After several years in which wheat industry officials worried there might not be enough club wheat to meet market demand, now comes concerns that there may be too much.
Club wheat is a single-gene wheat with a shorter, clubbed head. Primarily grown in Washington state, it is popular among customers in Japan, Thailand and Taiwan, who use it in blends of soft white wheat, typically referred to as Western White.
The Washington Grain Commission is forecasting a supply of 15 million bushels, with actual use at about 6 million bushels.
"That leaves a lot of extra club," said commission vice president Glen Squires.
The demand for club wheat is about the same or a little less than it was last year, but many farmers planted the crop because of the high premium, Squires said. Last year, club wheat garnered a premium of about $2 a bushel over soft white wheat. This year club has been getting little or no premium.
Nov. 24 bids for soft white wheat at Portland were mostly $6.35 for December delivery. Premiums for white club wheat were zero to 50 cents, mainly 17 cents a bushel.
Club wheat acres increased from 175,000 to 292,000, Squires said.
Vince Peterson, U.S. Wheat Associates vice president of overseas operations, also recently voiced concerns about club wheat during a presentation at the Washington Association of Wheat Growers annual convention.
The export market was largely unwilling to pay high club wheat premiums, or continue to do business in the same manner, Peterson said.
Due to concerns about lack of club wheat supplies and the high premiums, Japan last year reduced the amount of club wheat used in its Western White blend from 20 percent to 10 percent. Taiwan and the Philippines switched to soft white wheat instead of club wheat blends.
Japan recently returned to using a 20 percent blend again for January through March, which will provide a little more draw, Squires said.
"Japan sends a message that club wheat is important, Western White is important," he said. "That's a good message for growers."
Extra stocks of club wheat could possibly go out in smaller-percentage blends or be classified as soft white wheat, Squires said.
Commission industry representative Ty Jessup said growers are holding onto club wheat in hopes of a higher premium.
Jessup said the market would eventually straighten itself out, given roughly a year, with smaller premiums and less volatility.
"I think the exporters are able to get what they need to meet buyers' needs, but it's a fairly unique situation," Squires said. "Normally if there's a large supply, price goes down."
By January, Squires said, the commission will probably know seed sales for future club wheat plantings. Another large crop is likely, he said, which will add to the large supply.
Peterson said U.S. Wheat and the grain commission are talking about developing a club wheat trade team to visit the countries as soon as possible to restore interest.
"Those buyers found in some cases they got along pretty well with soft white wheat by itself," he said.

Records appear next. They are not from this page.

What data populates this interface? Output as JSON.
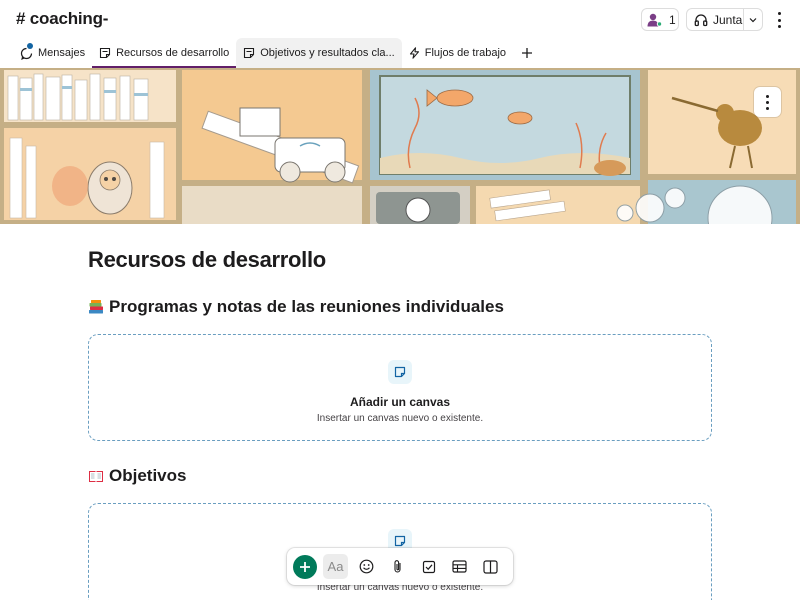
{
  "header": {
    "channel_title": "# coaching-",
    "member_count": "1",
    "huddle_label": "Junta"
  },
  "tabs": [
    {
      "label": "Mensajes"
    },
    {
      "label": "Recursos de desarrollo"
    },
    {
      "label": "Objetivos y resultados cla..."
    },
    {
      "label": "Flujos de trabajo"
    }
  ],
  "page": {
    "title": "Recursos de desarrollo",
    "sections": [
      {
        "heading": "Programas y notas de las reuniones individuales",
        "emoji": "books-emoji"
      },
      {
        "heading": "Objetivos",
        "emoji": "open-book-emoji"
      }
    ],
    "canvas_prompt": {
      "title": "Añadir un canvas",
      "subtitle": "Insertar un canvas nuevo o existente."
    }
  },
  "colors": {
    "accent": "#611f69",
    "primary_green": "#007a5a",
    "dashed_border": "#6a9ec0"
  },
  "toolbar": {
    "aa_label": "Aa",
    "icons": [
      "plus-icon",
      "text-format-icon",
      "emoji-icon",
      "attach-icon",
      "checkbox-icon",
      "table-icon",
      "columns-icon"
    ]
  }
}
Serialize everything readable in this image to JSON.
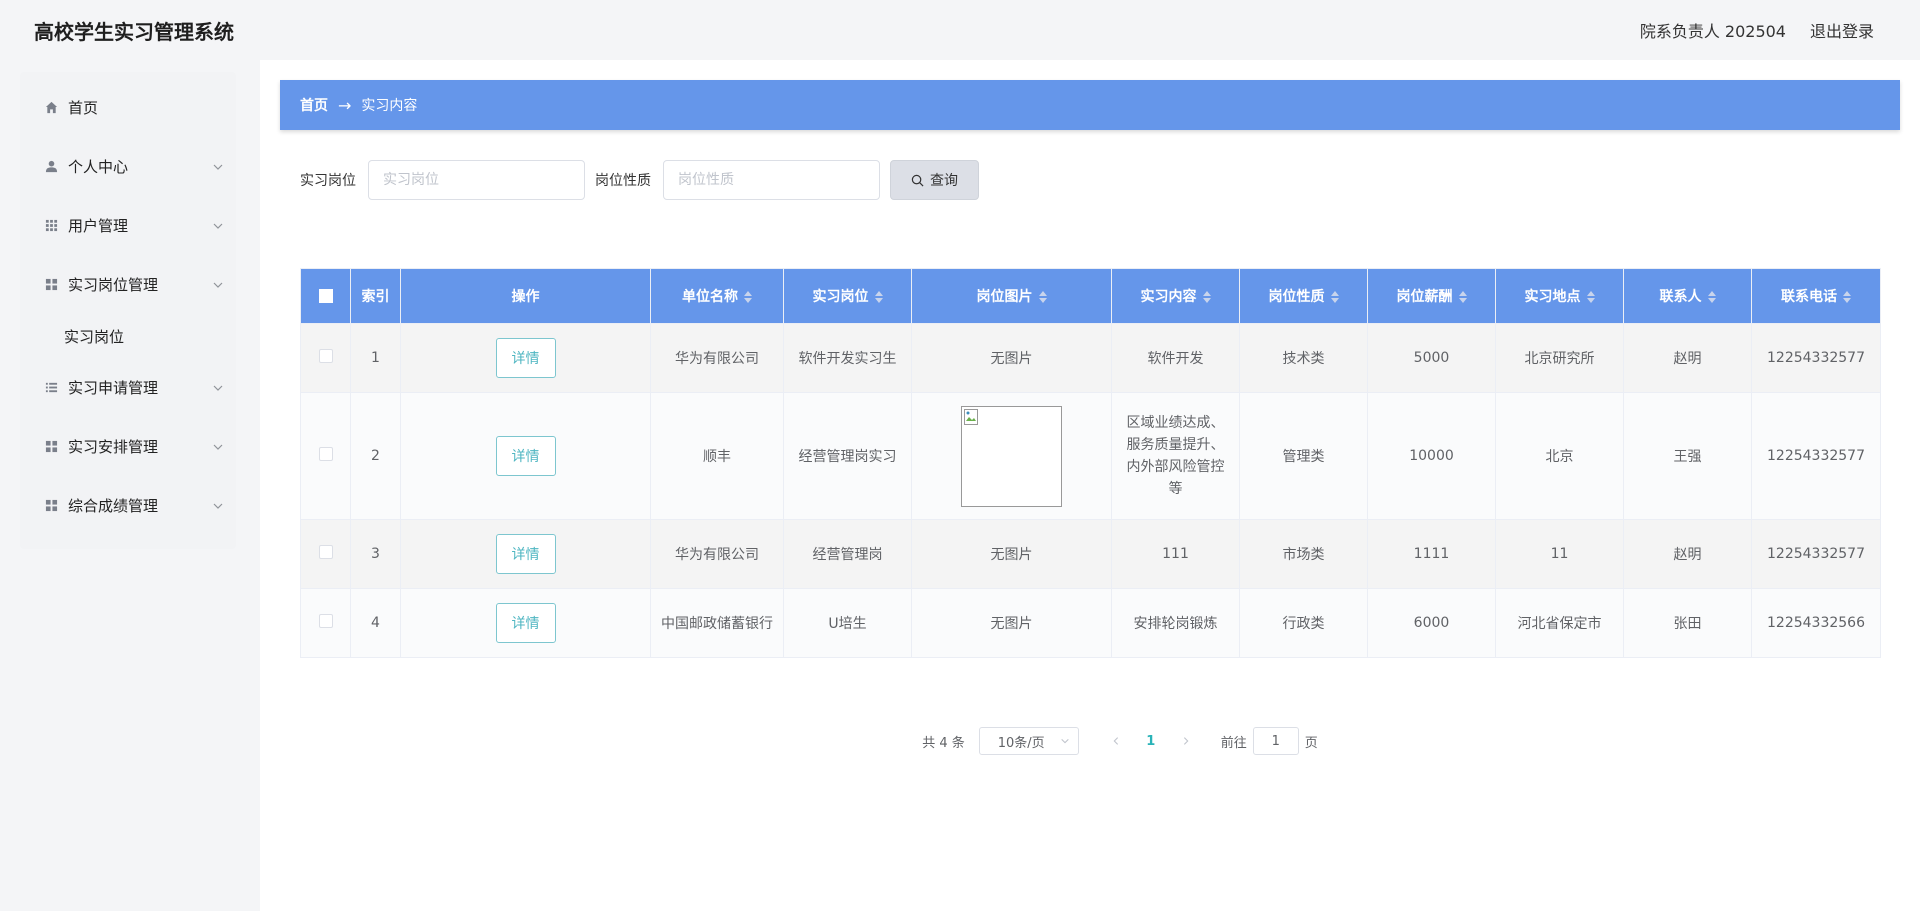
{
  "header": {
    "title": "高校学生实习管理系统",
    "user": "院系负责人 202504",
    "logout": "退出登录"
  },
  "sidebar": {
    "items": [
      {
        "label": "首页",
        "icon": "home-icon"
      },
      {
        "label": "个人中心",
        "icon": "user-icon"
      },
      {
        "label": "用户管理",
        "icon": "grid-icon"
      },
      {
        "label": "实习岗位管理",
        "icon": "apps-icon"
      },
      {
        "label": "实习申请管理",
        "icon": "list-icon"
      },
      {
        "label": "实习安排管理",
        "icon": "apps-icon"
      },
      {
        "label": "综合成绩管理",
        "icon": "apps-icon"
      }
    ],
    "sub_item": "实习岗位"
  },
  "breadcrumb": {
    "home": "首页",
    "sep": "→",
    "current": "实习内容"
  },
  "search": {
    "position_label": "实习岗位",
    "position_placeholder": "实习岗位",
    "nature_label": "岗位性质",
    "nature_placeholder": "岗位性质",
    "query_button": "查询"
  },
  "table": {
    "headers": [
      "索引",
      "操作",
      "单位名称",
      "实习岗位",
      "岗位图片",
      "实习内容",
      "岗位性质",
      "岗位薪酬",
      "实习地点",
      "联系人",
      "联系电话"
    ],
    "detail_label": "详情",
    "rows": [
      {
        "index": "1",
        "company": "华为有限公司",
        "position": "软件开发实习生",
        "image": "无图片",
        "content": "软件开发",
        "nature": "技术类",
        "salary": "5000",
        "location": "北京研究所",
        "contact": "赵明",
        "phone": "12254332577"
      },
      {
        "index": "2",
        "company": "顺丰",
        "position": "经营管理岗实习",
        "image": "",
        "content": "区域业绩达成、服务质量提升、内外部风险管控等",
        "nature": "管理类",
        "salary": "10000",
        "location": "北京",
        "contact": "王强",
        "phone": "12254332577"
      },
      {
        "index": "3",
        "company": "华为有限公司",
        "position": "经营管理岗",
        "image": "无图片",
        "content": "111",
        "nature": "市场类",
        "salary": "1111",
        "location": "11",
        "contact": "赵明",
        "phone": "12254332577"
      },
      {
        "index": "4",
        "company": "中国邮政储蓄银行",
        "position": "U培生",
        "image": "无图片",
        "content": "安排轮岗锻炼",
        "nature": "行政类",
        "salary": "6000",
        "location": "河北省保定市",
        "contact": "张田",
        "phone": "12254332566"
      }
    ]
  },
  "pagination": {
    "total": "共 4 条",
    "page_size": "10条/页",
    "current_page": "1",
    "goto_label": "前往",
    "goto_value": "1",
    "page_suffix": "页"
  }
}
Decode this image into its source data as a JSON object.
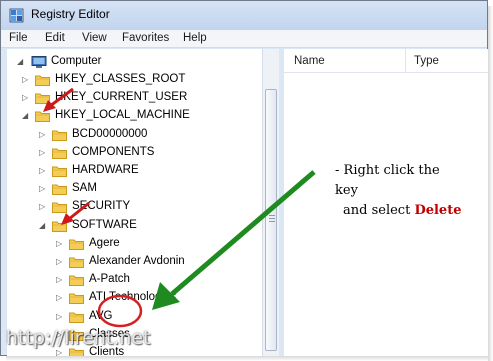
{
  "window": {
    "title": "Registry Editor"
  },
  "menu": [
    "File",
    "Edit",
    "View",
    "Favorites",
    "Help"
  ],
  "list_columns": [
    "Name",
    "Type"
  ],
  "tree": {
    "computer": "Computer",
    "root_keys": [
      "HKEY_CLASSES_ROOT",
      "HKEY_CURRENT_USER",
      "HKEY_LOCAL_MACHINE"
    ],
    "hklm_children": [
      "BCD00000000",
      "COMPONENTS",
      "HARDWARE",
      "SAM",
      "SECURITY",
      "SOFTWARE"
    ],
    "software_children": [
      "Agere",
      "Alexander Avdonin",
      "A-Patch",
      "ATI Technologies",
      "AVG",
      "Classes",
      "Clients"
    ]
  },
  "annotation": {
    "line1": "- Right click the key",
    "line2_prefix": "and select ",
    "line2_action": "Delete"
  },
  "watermark": "http://lirent.net",
  "colors": {
    "accent_arrow": "#cc1a1a",
    "pointer_arrow": "#1f8a1f",
    "highlight_circle": "#d42020",
    "delete_text": "#c00000"
  }
}
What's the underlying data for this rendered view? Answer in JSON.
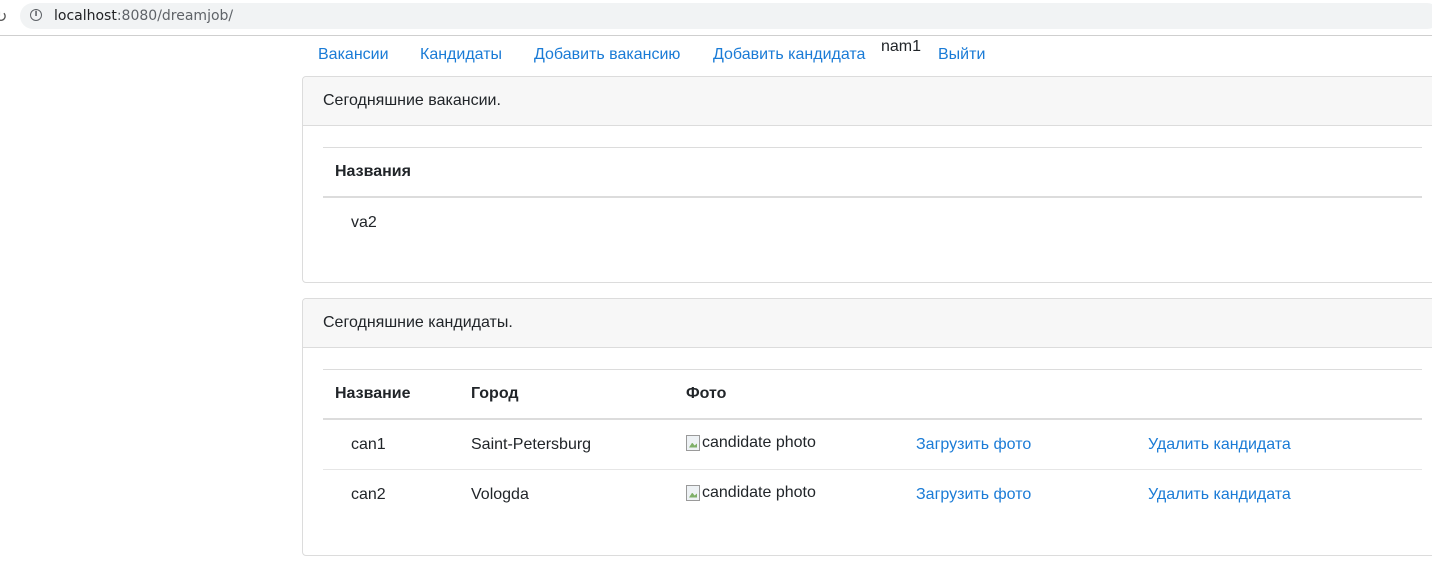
{
  "browser": {
    "url_host": "localhost",
    "url_rest": ":8080/dreamjob/"
  },
  "nav": {
    "vacancies": "Вакансии",
    "candidates": "Кандидаты",
    "add_vacancy": "Добавить вакансию",
    "add_candidate": "Добавить кандидата",
    "user_name": "nam1",
    "logout": "Выйти"
  },
  "vacancies_card": {
    "title": "Сегодняшние вакансии.",
    "header_name": "Названия",
    "rows": [
      {
        "name": "va2"
      }
    ]
  },
  "candidates_card": {
    "title": "Сегодняшние кандидаты.",
    "headers": {
      "name": "Название",
      "city": "Город",
      "photo": "Фото"
    },
    "rows": [
      {
        "name": "can1",
        "city": "Saint-Petersburg",
        "photo_alt": "candidate photo",
        "upload": "Загрузить фото",
        "delete": "Удалить кандидата"
      },
      {
        "name": "can2",
        "city": "Vologda",
        "photo_alt": "candidate photo",
        "upload": "Загрузить фото",
        "delete": "Удалить кандидата"
      }
    ]
  }
}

Soft white wheat proteins were also a little lower this year, so those customers don't necessarily have to move back to club wheat so quickly, Peterson said.
"We're going to work as hard as we can to restore these markets," he said.